The U.S. Senate Judiciary Committee announced this week its plan to vote on the American Innovation and Choice Online Act (S. 2292), antitrust legislation that would impose obligations on certain online platforms regarding the treatment of their own goods and services relative to competing services on their platform.  This will be the third antitrust bill considered by the Committee this year, and it will be the most the controversial of the three.  The vote is expected to take place on January 27.

The bill defines an online platform as “a website, online or mobile application, operating system, digital assistant, or online service” that allows users to interact with other users or to generate content seen by other users; facilitates the sale, payment, or shipping of goods or services by third parties; or “enables user searches or queries that access or display a large volume of information.”  For a platform to be covered by the bill, it must have at least 50 million monthly active users or 100,000 monthly active business users; and sales or market capitalization of more than $550 billion.  It also has to be a “critical trading partner for the sale or provision of any product or service offered on or directly related to the online platform.”  Senator Amy Klobuchar introduced the bill, and it has support from Senators from both parties, including Judiciary Committee Chair Dick Durbin and Ranking Member Chuck Grassley.

Based on how the Committee dealt with the previous two pieces of antitrust legislation that it recently considered, the bill will almost certainly be altered before the vote, and some Committee members will still raise concerns about it.  For example, the last time the Committee considered a far less controversial piece of antitrust legislation, members raised concerns about the bill’s retroactivity before voting in favor of it.  Relatedly, some technology firms have raised issues with the substance of the bill and have voiced concerns that its consideration is being rushed without more process, such as a full Committee hearing which often takes place for important legislation.  That mix of concerns is likely to make the bill’s path to final passage more difficult.

Last June, the House Judiciary Committee approved companion legislation to the American Innovation and Choice Online Act (H.R. 3816).  The full House of Representatives, however, has yet to consider that bill or related ones partially because of issues raised by the California Congressional delegation about their scope and about the possibility that they may cause more economic harm than good.  The path to passage by the full Senate is similarly unclear.  What is more certain is that the next two weeks are a key window for stakeholders to try and offer any changes to the bill before the Committee approves it.  Any changes after that will be more difficult to make.
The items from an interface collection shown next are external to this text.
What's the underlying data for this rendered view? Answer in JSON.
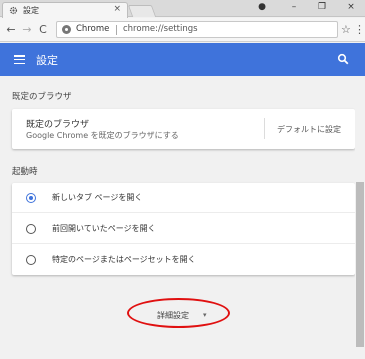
{
  "browser": {
    "tab": {
      "title": "設定",
      "close": "×",
      "icon": "gear-icon"
    },
    "window_controls": {
      "account": "●",
      "minimize": "–",
      "restore": "❐",
      "close": "×"
    },
    "toolbar": {
      "back": "←",
      "forward": "→",
      "reload": "C",
      "site_label": "Chrome",
      "url": "chrome://settings",
      "star": "☆",
      "menu": "⋮"
    }
  },
  "header": {
    "title": "設定",
    "menu_icon": "hamburger-icon",
    "search_icon": "search-icon"
  },
  "default_browser": {
    "section_label": "既定のブラウザ",
    "card_title": "既定のブラウザ",
    "card_subtitle": "Google Chrome を既定のブラウザにする",
    "action_label": "デフォルトに設定"
  },
  "startup": {
    "section_label": "起動時",
    "options": [
      {
        "label": "新しいタブ ページを開く",
        "selected": true
      },
      {
        "label": "前回開いていたページを開く",
        "selected": false
      },
      {
        "label": "特定のページまたはページセットを開く",
        "selected": false
      }
    ]
  },
  "advanced": {
    "label": "詳細設定",
    "chevron": "▾"
  },
  "colors": {
    "accent": "#3f73db",
    "highlight": "#e01010"
  }
}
Print:
EmailTweetLikeLinkedIn
Nicholas Xenakis

Nick Xenakis draws on his Capitol Hill experience to provide regulatory and legislative advice to clients in a range of industries, including technology. He has particular expertise in matters involving the Judiciary Committees, such as intellectual property, antitrust, national security, immigration, and criminal…

Nick Xenakis draws on his Capitol Hill experience to provide regulatory and legislative advice to clients in a range of industries, including technology. He has particular expertise in matters involving the Judiciary Committees, such as intellectual property, antitrust, national security, immigration, and criminal justice.

Nick joined the firm’s Public Policy practice after serving most recently as Chief Counsel for Senator Dianne Feinstein (C-DA) and Staff Director of the Senate Judiciary Committee’s Human Rights and the Law Subcommittee, where he was responsible for managing the subcommittee and Senator Feinstein’s Judiciary staff. He also advised the Senator on all nominations, legislation, and oversight matters before the committee.

Previously, Nick was the General Counsel for the Senate Judiciary Committee, where he managed committee staff and directed legislative and policy efforts on all issues in the Committee’s jurisdiction. He also participated in key judicial and Cabinet confirmations, including of an Attorney General and two Supreme Court Justices. Nick was also responsible for managing a broad range of committee equities in larger legislation, including appropriations, COVID-relief packages, and the National Defense Authorization Act.

Before his time on Capitol Hill, Nick served as an attorney with the Federal Public Defender’s Office for the Eastern District of Virginia. There he represented indigent clients charged with misdemeanor, felony, and capital offenses in federal court throughout all stages of litigation, including trial and appeal. He also coordinated district-wide habeas litigation following the Supreme Court’s decision in Johnson v. United States (invalidating the residual clause of the Armed Career Criminal Act).